**Problem to solve**
Line by line, give the data again exactly as it appears, but without pictures.

**Component data from apps and pages**
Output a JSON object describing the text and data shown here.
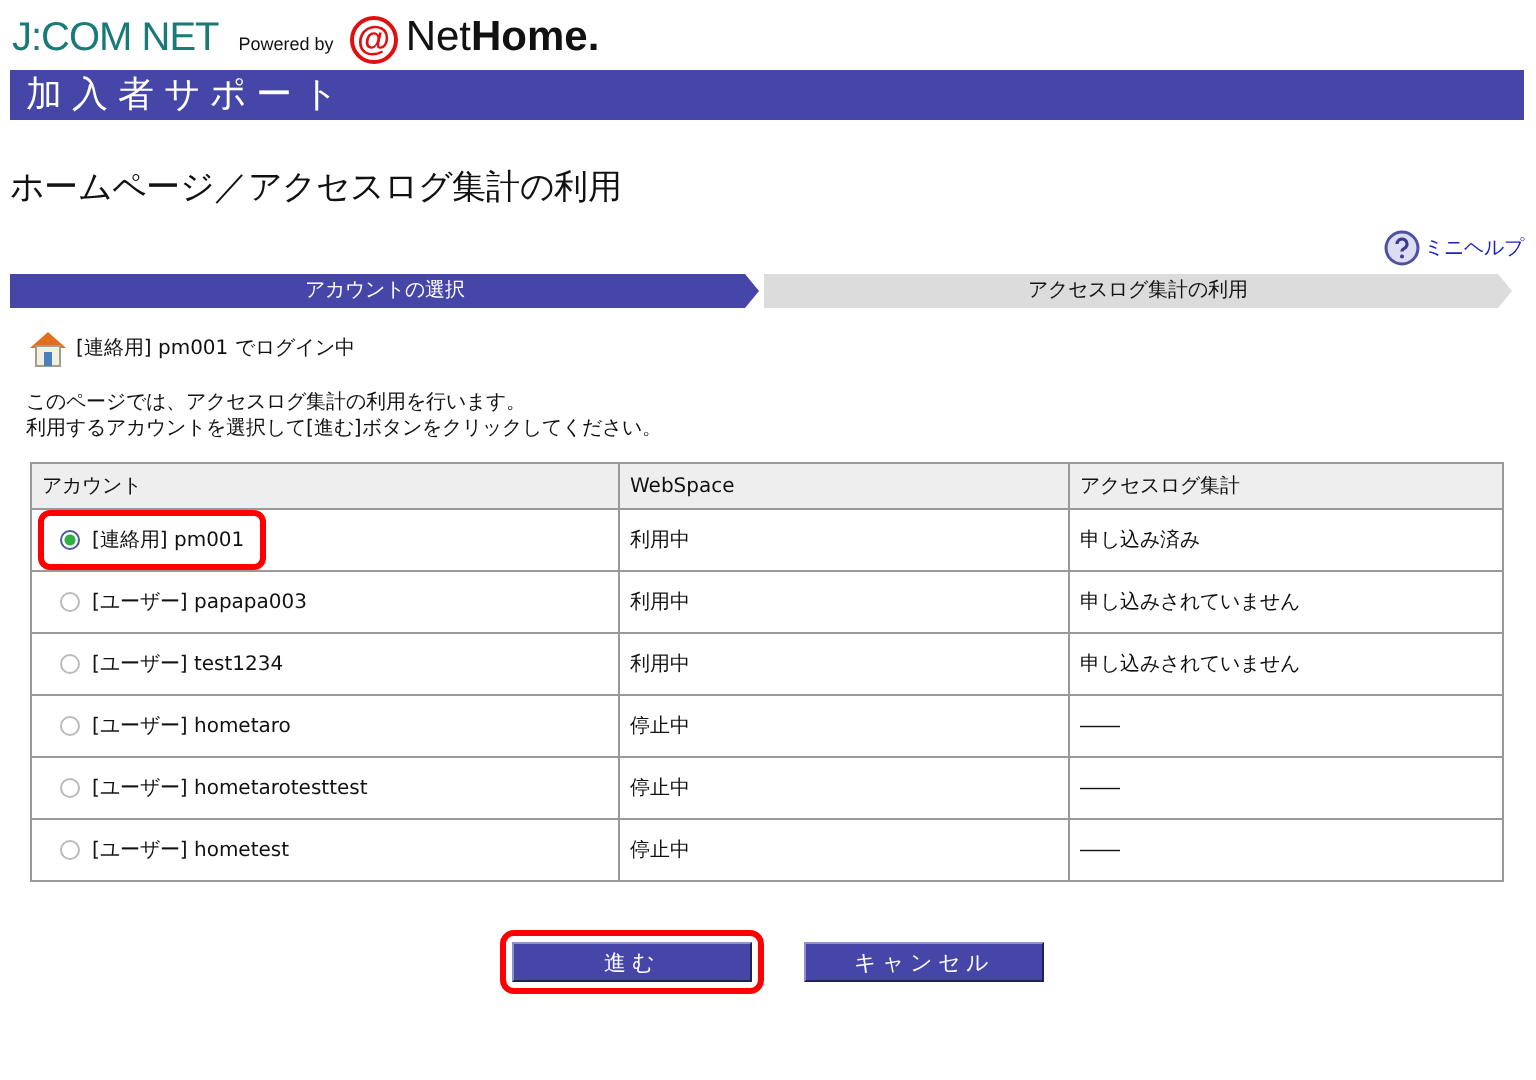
{
  "logo": {
    "brand": "J:COM NET",
    "powered": "Powered by",
    "at": "@",
    "net": "Net",
    "home": "Home."
  },
  "banner": {
    "title": "加入者サポート"
  },
  "page_title": "ホームページ／アクセスログ集計の利用",
  "help_link": "ミニヘルプ",
  "steps": [
    {
      "label": "アカウントの選択",
      "selected": true
    },
    {
      "label": "アクセスログ集計の利用",
      "selected": false
    }
  ],
  "login_status": "[連絡用] pm001 でログイン中",
  "instructions": [
    "このページでは、アクセスログ集計の利用を行います。",
    "利用するアカウントを選択して[進む]ボタンをクリックしてください。"
  ],
  "table": {
    "columns": [
      "アカウント",
      "WebSpace",
      "アクセスログ集計"
    ],
    "rows": [
      {
        "account": "[連絡用] pm001",
        "webspace": "利用中",
        "access_log": "申し込み済み",
        "selected": true,
        "highlighted": true
      },
      {
        "account": "[ユーザー] papapa003",
        "webspace": "利用中",
        "access_log": "申し込みされていません",
        "selected": false,
        "highlighted": false
      },
      {
        "account": "[ユーザー] test1234",
        "webspace": "利用中",
        "access_log": "申し込みされていません",
        "selected": false,
        "highlighted": false
      },
      {
        "account": "[ユーザー] hometaro",
        "webspace": "停止中",
        "access_log": "――",
        "selected": false,
        "highlighted": false
      },
      {
        "account": "[ユーザー] hometarotesttest",
        "webspace": "停止中",
        "access_log": "――",
        "selected": false,
        "highlighted": false
      },
      {
        "account": "[ユーザー] hometest",
        "webspace": "停止中",
        "access_log": "――",
        "selected": false,
        "highlighted": false
      }
    ]
  },
  "buttons": [
    {
      "label": "進む",
      "highlighted": true
    },
    {
      "label": "キャンセル",
      "highlighted": false
    }
  ]
}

**Solved problem**
Output a JSON object describing the text and data shown here.
{
  "logo": {
    "brand": "J:COM NET",
    "powered": "Powered by",
    "at": "@",
    "net": "Net",
    "home": "Home."
  },
  "banner": {
    "title": "加入者サポート"
  },
  "page_title": "ホームページ／アクセスログ集計の利用",
  "help_link": "ミニヘルプ",
  "steps": [
    {
      "label": "アカウントの選択",
      "selected": true
    },
    {
      "label": "アクセスログ集計の利用",
      "selected": false
    }
  ],
  "login_status": "[連絡用] pm001 でログイン中",
  "instructions": [
    "このページでは、アクセスログ集計の利用を行います。",
    "利用するアカウントを選択して[進む]ボタンをクリックしてください。"
  ],
  "table": {
    "columns": [
      "アカウント",
      "WebSpace",
      "アクセスログ集計"
    ],
    "rows": [
      {
        "account": "[連絡用] pm001",
        "webspace": "利用中",
        "access_log": "申し込み済み",
        "selected": true,
        "highlighted": true
      },
      {
        "account": "[ユーザー] papapa003",
        "webspace": "利用中",
        "access_log": "申し込みされていません",
        "selected": false,
        "highlighted": false
      },
      {
        "account": "[ユーザー] test1234",
        "webspace": "利用中",
        "access_log": "申し込みされていません",
        "selected": false,
        "highlighted": false
      },
      {
        "account": "[ユーザー] hometaro",
        "webspace": "停止中",
        "access_log": "――",
        "selected": false,
        "highlighted": false
      },
      {
        "account": "[ユーザー] hometarotesttest",
        "webspace": "停止中",
        "access_log": "――",
        "selected": false,
        "highlighted": false
      },
      {
        "account": "[ユーザー] hometest",
        "webspace": "停止中",
        "access_log": "――",
        "selected": false,
        "highlighted": false
      }
    ]
  },
  "buttons": [
    {
      "label": "進む",
      "highlighted": true
    },
    {
      "label": "キャンセル",
      "highlighted": false
    }
  ]
}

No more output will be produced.